Exercise data>
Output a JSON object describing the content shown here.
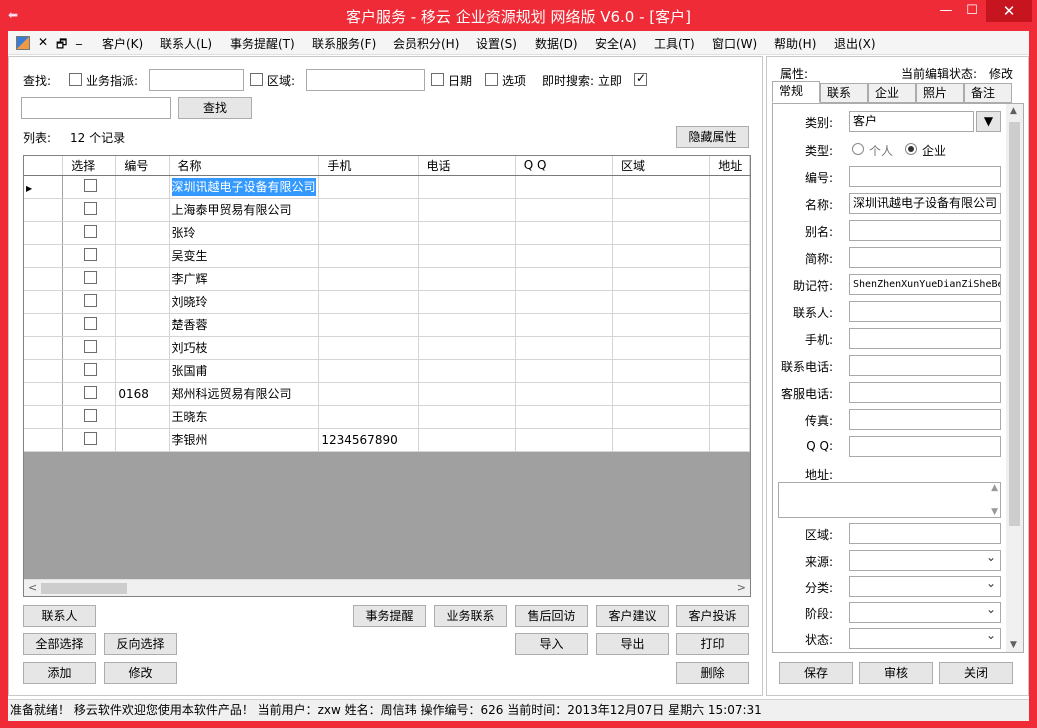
{
  "window": {
    "title": "客户服务 - 移云 企业资源规划 网络版 V6.0 - [客户]",
    "min_glyph": "—",
    "max_glyph": "☐",
    "close_glyph": "✕"
  },
  "menubar": {
    "items": [
      "客户(K)",
      "联系人(L)",
      "事务提醒(T)",
      "联系服务(F)",
      "会员积分(H)",
      "设置(S)",
      "数据(D)",
      "安全(A)",
      "工具(T)",
      "窗口(W)",
      "帮助(H)",
      "退出(X)"
    ],
    "mdi_close": "✕",
    "mdi_restore": "🗗",
    "mdi_min": "_"
  },
  "search": {
    "find_label": "查找:",
    "owner_label": "业务指派:",
    "region_label": "区域:",
    "date_label": "日期",
    "options_label": "选项",
    "instant_label": "即时搜索: 立即",
    "instant_checked": true,
    "find_button": "查找"
  },
  "list": {
    "label": "列表:",
    "count": "12 个记录",
    "hide_props_button": "隐藏属性"
  },
  "grid": {
    "columns": [
      "选择",
      "编号",
      "名称",
      "手机",
      "电话",
      "Q Q",
      "区域",
      "地址"
    ],
    "rows": [
      {
        "code": "",
        "name": "深圳讯越电子设备有限公司",
        "mobile": ""
      },
      {
        "code": "",
        "name": "上海泰甲贸易有限公司",
        "mobile": ""
      },
      {
        "code": "",
        "name": "张玲",
        "mobile": ""
      },
      {
        "code": "",
        "name": "吴变生",
        "mobile": ""
      },
      {
        "code": "",
        "name": "李广辉",
        "mobile": ""
      },
      {
        "code": "",
        "name": "刘晓玲",
        "mobile": ""
      },
      {
        "code": "",
        "name": "楚香蓉",
        "mobile": ""
      },
      {
        "code": "",
        "name": "刘巧枝",
        "mobile": ""
      },
      {
        "code": "",
        "name": "张国甫",
        "mobile": ""
      },
      {
        "code": "0168",
        "name": "郑州科远贸易有限公司",
        "mobile": ""
      },
      {
        "code": "",
        "name": "王晓东",
        "mobile": ""
      },
      {
        "code": "",
        "name": "李银州",
        "mobile": "1234567890"
      }
    ]
  },
  "buttons": {
    "contacts": "联系人",
    "reminder": "事务提醒",
    "biz_contact": "业务联系",
    "after_sales": "售后回访",
    "suggestion": "客户建议",
    "complaint": "客户投诉",
    "select_all": "全部选择",
    "invert_select": "反向选择",
    "import": "导入",
    "export": "导出",
    "print": "打印",
    "add": "添加",
    "edit": "修改",
    "delete": "删除"
  },
  "props": {
    "title": "属性:",
    "edit_state_label": "当前编辑状态:",
    "edit_state_value": "修改",
    "tabs": [
      "常规",
      "联系",
      "企业",
      "照片",
      "备注"
    ],
    "fields": {
      "category_label": "类别:",
      "category_value": "客户",
      "type_label": "类型:",
      "type_personal": "个人",
      "type_company": "企业",
      "code_label": "编号:",
      "name_label": "名称:",
      "name_value": "深圳讯越电子设备有限公司",
      "alias_label": "别名:",
      "short_label": "简称:",
      "mnemonic_label": "助记符:",
      "mnemonic_value": "ShenZhenXunYueDianZiSheBe",
      "contact_label": "联系人:",
      "mobile_label": "手机:",
      "phone_label": "联系电话:",
      "service_phone_label": "客服电话:",
      "fax_label": "传真:",
      "qq_label": "Q Q:",
      "address_label": "地址:",
      "region_label": "区域:",
      "source_label": "来源:",
      "class_label": "分类:",
      "stage_label": "阶段:",
      "status_label": "状态:"
    },
    "save_button": "保存",
    "review_button": "审核",
    "close_button": "关闭"
  },
  "statusbar": {
    "text": "准备就绪！  移云软件欢迎您使用本软件产品！  当前用户：zxw  姓名：周信玮  操作编号：626  当前时间：2013年12月07日 星期六 15:07:31"
  },
  "colors": {
    "title_bar": "#ee2b36",
    "selection": "#3399ff"
  }
}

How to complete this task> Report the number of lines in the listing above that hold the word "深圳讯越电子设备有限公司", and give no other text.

Result of the exercise> 2